Lonni had many illustrious careers before she began working with LWV UMRR in 2015, including a stint as Mayor of Coon Rapids, a suburban city on the Mississippi in the Twin Cities. Her ties to the community were strong and she advocated for climate solutions to be implemented in her city. This blog post describes work that she and others instigated to change city ordinances and urge the city toward developing a stronger environmental ethic. May of 2023, a presentation was given to LWV ABC on the success of their efforts. Lonni gave a short presentation on the Coon Rapids Regenerative Energy Taskforce. Guest speakers Kari Rehrauer (Coon RapidsCouncilmember) and Olivia Dorow Hovland (Coon Rapids Sustainability Planner) presented a program on the Coon Rapids Energy Action Plan recently approved by the city council. You can see the video of this meeting at this link.
Lonni's vibrant energy, keen intellect and dry wit were well known among League members, and we will miss her. We offer condolences to Lonni's family and friends. The work that Lonni fostered with LWV will continue. If you wish to make a memorial donation to remember Lonni and support the mission of LWV Upper Mississippi River Region that was so important to her, visit the LWV UMRR donation page at this link.
We will share a link to other obituary information here when it becomes available, including memorials to other causes as the family determines. A notice from Mediation and Restorative Services follows these pictures.
Memorial Notice from Mediation and Restorative Services:
It is with great sadness that we inform you of the passing of Lonni McCauley, founder of Mediation and Restorative Services.
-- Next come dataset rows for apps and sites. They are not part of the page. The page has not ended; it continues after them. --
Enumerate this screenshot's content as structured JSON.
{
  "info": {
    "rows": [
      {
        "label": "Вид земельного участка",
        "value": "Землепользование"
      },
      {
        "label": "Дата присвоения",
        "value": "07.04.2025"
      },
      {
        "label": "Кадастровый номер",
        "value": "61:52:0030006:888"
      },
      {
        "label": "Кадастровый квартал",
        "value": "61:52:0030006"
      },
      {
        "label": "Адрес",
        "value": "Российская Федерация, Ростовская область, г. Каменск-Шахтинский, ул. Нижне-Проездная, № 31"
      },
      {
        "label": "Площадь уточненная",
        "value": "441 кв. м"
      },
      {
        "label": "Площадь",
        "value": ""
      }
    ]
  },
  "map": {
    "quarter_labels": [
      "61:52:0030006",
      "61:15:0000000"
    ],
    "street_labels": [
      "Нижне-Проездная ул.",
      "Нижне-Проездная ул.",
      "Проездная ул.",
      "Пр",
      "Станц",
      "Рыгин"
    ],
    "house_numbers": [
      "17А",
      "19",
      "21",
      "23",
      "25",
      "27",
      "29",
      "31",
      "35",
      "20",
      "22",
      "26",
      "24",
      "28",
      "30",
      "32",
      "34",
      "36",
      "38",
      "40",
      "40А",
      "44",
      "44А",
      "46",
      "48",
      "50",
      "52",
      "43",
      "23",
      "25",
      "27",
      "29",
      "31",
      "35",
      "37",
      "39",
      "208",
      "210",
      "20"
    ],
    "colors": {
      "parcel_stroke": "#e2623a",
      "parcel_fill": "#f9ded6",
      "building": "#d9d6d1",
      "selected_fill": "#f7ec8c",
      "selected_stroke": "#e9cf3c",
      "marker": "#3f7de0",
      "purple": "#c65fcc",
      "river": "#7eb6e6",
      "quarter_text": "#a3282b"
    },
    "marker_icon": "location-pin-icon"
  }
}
She passed away on August 3, 2023.
Lonni McCauley founded MARS in 1987 to meet a community need for alternative dispute resolution in Anoka County. Thousands (I think it would be in the thousands) of people in our community have accessed free conflict resolution services over the past 36 years, repairing harm and making our community more peaceful. We can truly say that we, and the many individuals who have used our services, would not be where we are today without Lonni’s passion and drive.
Our hearts go out to Lonni’s family during this difficult time.
The Farm Bill is taking shape. We will continue to report on it in this blog. Marker bills are circulating now and are are seeing the outline of the final bill. Here are some resources to help you understand things as they come along.
There was a listening session on the Farm Bill at Minnesota's Farm Fest on August 2. Here's a link to watch the video of this event:
There will be a second listening session happening on Wednesday, August 16 in La Crosse, Wisconsin, beginning at 1:00 PM CT at the La Crosse Center at 300 Harborview Plaza, La Crosse. Register at this link:
Information from Congress
Congressional Research Service: https://crsreports.congress.gov/product/pdf/IF/IF12047 and
Podcast from Brownstein law firm
For those who prefer to listen rather than read: https://www.bhfs.com/insights/podcasts/an-introduction-to-the-2023-farm-bill
Information from Farm Aid
Farm Bill Primer (history, politics, twelve titles, more): https://www.farmaid.org/issues/farm-policy/farm-bill-101/
Updates on Farm Bill progress: https://www.farmaid.org/issues/farm-policy/the-latest-updates-on-the-2023-farm-bill/
From PASA Sustainable Agriculture
What is a marker bill? https://pasafarming.org/farm-bill-101-whats-a-marker-bill/
Documents from the Mississippi River Network with background
|LWV Upper Mississippi River Region